Task to complete -
The entries shown here must be retyped in full, with no pictures included.

Dataset extract -
==========

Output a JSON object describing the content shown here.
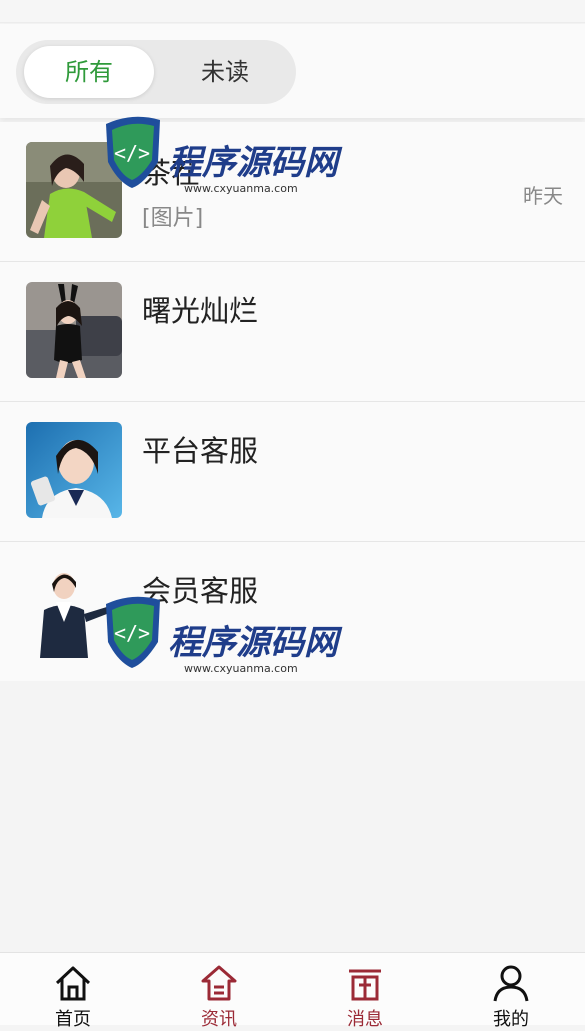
{
  "filter": {
    "all_label": "所有",
    "unread_label": "未读",
    "selected": "all"
  },
  "conversations": [
    {
      "name": "茶茬",
      "preview": "[图片]",
      "time": "昨天",
      "avatar": "avatar-green-outfit"
    },
    {
      "name": "曙光灿烂",
      "preview": "",
      "time": "",
      "avatar": "avatar-bunny-ears"
    },
    {
      "name": "平台客服",
      "preview": "",
      "time": "",
      "avatar": "avatar-service-headset"
    },
    {
      "name": "会员客服",
      "preview": "",
      "time": "",
      "avatar": "avatar-service-uniform"
    }
  ],
  "watermark": {
    "brand": "程序源码网",
    "url": "www.cxyuanma.com"
  },
  "tabbar": {
    "items": [
      {
        "label": "首页",
        "icon": "home-icon"
      },
      {
        "label": "资讯",
        "icon": "news-icon"
      },
      {
        "label": "消息",
        "icon": "message-icon"
      },
      {
        "label": "我的",
        "icon": "user-icon"
      }
    ]
  },
  "colors": {
    "active_filter": "#2f9a3a",
    "tab_accent": "#9b2a36"
  }
}
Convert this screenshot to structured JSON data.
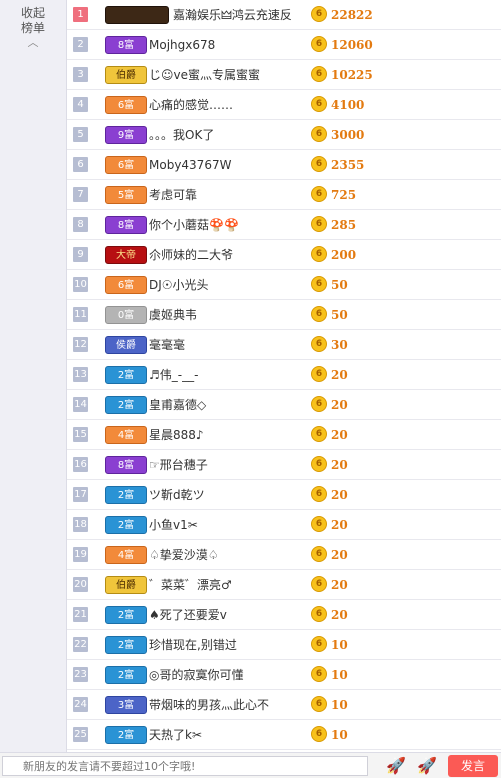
{
  "sidebar": {
    "collapse_label": "收起榜单",
    "chevron": "chevron-up-icon"
  },
  "rows": [
    {
      "rank": "1",
      "badge": "",
      "badge_style": "banner",
      "name": "嘉瀚娱乐🜲鸿云充速反",
      "count": "22822",
      "wide": true
    },
    {
      "rank": "2",
      "badge": "8富",
      "badge_style": "purple",
      "name": "Mojhgx678",
      "count": "12060"
    },
    {
      "rank": "3",
      "badge": "伯爵",
      "badge_style": "yellow",
      "name": "じ☺ve蜜灬专属蜜蜜",
      "count": "10225"
    },
    {
      "rank": "4",
      "badge": "6富",
      "badge_style": "orange",
      "name": "心痛的感觉……",
      "count": "4100"
    },
    {
      "rank": "5",
      "badge": "9富",
      "badge_style": "purple",
      "name": "。。。我OK了",
      "count": "3000"
    },
    {
      "rank": "6",
      "badge": "6富",
      "badge_style": "orange",
      "name": "Moby43767W",
      "count": "2355"
    },
    {
      "rank": "7",
      "badge": "5富",
      "badge_style": "orange",
      "name": "考虑可靠",
      "count": "725"
    },
    {
      "rank": "8",
      "badge": "8富",
      "badge_style": "purple",
      "name": "你个小蘑菇🍄🍄",
      "count": "285"
    },
    {
      "rank": "9",
      "badge": "大帝",
      "badge_style": "crown",
      "name": "尒师妹的二大爷",
      "count": "200"
    },
    {
      "rank": "10",
      "badge": "6富",
      "badge_style": "orange",
      "name": "DJ☉小光头",
      "count": "50"
    },
    {
      "rank": "11",
      "badge": "0富",
      "badge_style": "gray",
      "name": "虞姬典韦",
      "count": "50"
    },
    {
      "rank": "12",
      "badge": "侯爵",
      "badge_style": "navy",
      "name": "毫毫毫",
      "count": "30"
    },
    {
      "rank": "13",
      "badge": "2富",
      "badge_style": "blue",
      "name": "♬伟_-__-",
      "count": "20"
    },
    {
      "rank": "14",
      "badge": "2富",
      "badge_style": "blue",
      "name": "皇甫嘉德◇",
      "count": "20"
    },
    {
      "rank": "15",
      "badge": "4富",
      "badge_style": "orange",
      "name": "星晨888♪",
      "count": "20"
    },
    {
      "rank": "16",
      "badge": "8富",
      "badge_style": "purple",
      "name": "☞邢台穗子",
      "count": "20"
    },
    {
      "rank": "17",
      "badge": "2富",
      "badge_style": "blue",
      "name": "ツ靳d乾ツ",
      "count": "20"
    },
    {
      "rank": "18",
      "badge": "2富",
      "badge_style": "blue",
      "name": "小鱼v1✂",
      "count": "20"
    },
    {
      "rank": "19",
      "badge": "4富",
      "badge_style": "orange",
      "name": "♤挚爱沙漠♤",
      "count": "20"
    },
    {
      "rank": "20",
      "badge": "伯爵",
      "badge_style": "yellow",
      "name": "゛菜菜゛漂亮♂",
      "count": "20"
    },
    {
      "rank": "21",
      "badge": "2富",
      "badge_style": "blue",
      "name": "♠死了还要爱v",
      "count": "20"
    },
    {
      "rank": "22",
      "badge": "2富",
      "badge_style": "blue",
      "name": "珍惜现在,别错过",
      "count": "10"
    },
    {
      "rank": "23",
      "badge": "2富",
      "badge_style": "blue",
      "name": "◎哥的寂寞你可懂",
      "count": "10"
    },
    {
      "rank": "24",
      "badge": "3富",
      "badge_style": "navy",
      "name": "带烟味的男孩灬此心不",
      "count": "10"
    },
    {
      "rank": "25",
      "badge": "2富",
      "badge_style": "blue",
      "name": "天热了k✂",
      "count": "10"
    }
  ],
  "coin_glyph": "6",
  "bottom": {
    "input_placeholder": "新朋友的发言请不要超过10个字哦!",
    "rocket1_glyph": "🚀",
    "rocket2_glyph": "🚀",
    "send_label": "发言"
  },
  "colors": {
    "rank_default": "#b6bdd2",
    "rank_first": "#ef6f7e",
    "coin": "#f7c11c",
    "count_text": "#e37a10",
    "send_button": "#fb5a55"
  }
}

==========

Written reply -
Output a JSON object describing the content shown here.
{
  "filter": {
    "all_label": "所有",
    "unread_label": "未读",
    "selected": "all"
  },
  "conversations": [
    {
      "name": "茶茬",
      "preview": "[图片]",
      "time": "昨天",
      "avatar": "avatar-green-outfit"
    },
    {
      "name": "曙光灿烂",
      "preview": "",
      "time": "",
      "avatar": "avatar-bunny-ears"
    },
    {
      "name": "平台客服",
      "preview": "",
      "time": "",
      "avatar": "avatar-service-headset"
    },
    {
      "name": "会员客服",
      "preview": "",
      "time": "",
      "avatar": "avatar-service-uniform"
    }
  ],
  "watermark": {
    "brand": "程序源码网",
    "url": "www.cxyuanma.com"
  },
  "tabbar": {
    "items": [
      {
        "label": "首页",
        "icon": "home-icon"
      },
      {
        "label": "资讯",
        "icon": "news-icon"
      },
      {
        "label": "消息",
        "icon": "message-icon"
      },
      {
        "label": "我的",
        "icon": "user-icon"
      }
    ]
  },
  "colors": {
    "active_filter": "#2f9a3a",
    "tab_accent": "#9b2a36"
  }
}
Convert this screenshot to structured JSON data.
{
  "sidebar": {
    "collapse_label": "收起榜单",
    "chevron": "chevron-up-icon"
  },
  "rows": [
    {
      "rank": "1",
      "badge": "",
      "badge_style": "banner",
      "name": "嘉瀚娱乐🜲鸿云充速反",
      "count": "22822",
      "wide": true
    },
    {
      "rank": "2",
      "badge": "8富",
      "badge_style": "purple",
      "name": "Mojhgx678",
      "count": "12060"
    },
    {
      "rank": "3",
      "badge": "伯爵",
      "badge_style": "yellow",
      "name": "じ☺ve蜜灬专属蜜蜜",
      "count": "10225"
    },
    {
      "rank": "4",
      "badge": "6富",
      "badge_style": "orange",
      "name": "心痛的感觉……",
      "count": "4100"
    },
    {
      "rank": "5",
      "badge": "9富",
      "badge_style": "purple",
      "name": "。。。我OK了",
      "count": "3000"
    },
    {
      "rank": "6",
      "badge": "6富",
      "badge_style": "orange",
      "name": "Moby43767W",
      "count": "2355"
    },
    {
      "rank": "7",
      "badge": "5富",
      "badge_style": "orange",
      "name": "考虑可靠",
      "count": "725"
    },
    {
      "rank": "8",
      "badge": "8富",
      "badge_style": "purple",
      "name": "你个小蘑菇🍄🍄",
      "count": "285"
    },
    {
      "rank": "9",
      "badge": "大帝",
      "badge_style": "crown",
      "name": "尒师妹的二大爷",
      "count": "200"
    },
    {
      "rank": "10",
      "badge": "6富",
      "badge_style": "orange",
      "name": "DJ☉小光头",
      "count": "50"
    },
    {
      "rank": "11",
      "badge": "0富",
      "badge_style": "gray",
      "name": "虞姬典韦",
      "count": "50"
    },
    {
      "rank": "12",
      "badge": "侯爵",
      "badge_style": "navy",
      "name": "毫毫毫",
      "count": "30"
    },
    {
      "rank": "13",
      "badge": "2富",
      "badge_style": "blue",
      "name": "♬伟_-__-",
      "count": "20"
    },
    {
      "rank": "14",
      "badge": "2富",
      "badge_style": "blue",
      "name": "皇甫嘉德◇",
      "count": "20"
    },
    {
      "rank": "15",
      "badge": "4富",
      "badge_style": "orange",
      "name": "星晨888♪",
      "count": "20"
    },
    {
      "rank": "16",
      "badge": "8富",
      "badge_style": "purple",
      "name": "☞邢台穗子",
      "count": "20"
    },
    {
      "rank": "17",
      "badge": "2富",
      "badge_style": "blue",
      "name": "ツ靳d乾ツ",
      "count": "20"
    },
    {
      "rank": "18",
      "badge": "2富",
      "badge_style": "blue",
      "name": "小鱼v1✂",
      "count": "20"
    },
    {
      "rank": "19",
      "badge": "4富",
      "badge_style": "orange",
      "name": "♤挚爱沙漠♤",
      "count": "20"
    },
    {
      "rank": "20",
      "badge": "伯爵",
      "badge_style": "yellow",
      "name": "゛菜菜゛漂亮♂",
      "count": "20"
    },
    {
      "rank": "21",
      "badge": "2富",
      "badge_style": "blue",
      "name": "♠死了还要爱v",
      "count": "20"
    },
    {
      "rank": "22",
      "badge": "2富",
      "badge_style": "blue",
      "name": "珍惜现在,别错过",
      "count": "10"
    },
    {
      "rank": "23",
      "badge": "2富",
      "badge_style": "blue",
      "name": "◎哥的寂寞你可懂",
      "count": "10"
    },
    {
      "rank": "24",
      "badge": "3富",
      "badge_style": "navy",
      "name": "带烟味的男孩灬此心不",
      "count": "10"
    },
    {
      "rank": "25",
      "badge": "2富",
      "badge_style": "blue",
      "name": "天热了k✂",
      "count": "10"
    }
  ],
  "coin_glyph": "6",
  "bottom": {
    "input_placeholder": "新朋友的发言请不要超过10个字哦!",
    "rocket1_glyph": "🚀",
    "rocket2_glyph": "🚀",
    "send_label": "发言"
  },
  "colors": {
    "rank_default": "#b6bdd2",
    "rank_first": "#ef6f7e",
    "coin": "#f7c11c",
    "count_text": "#e37a10",
    "send_button": "#fb5a55"
  }
}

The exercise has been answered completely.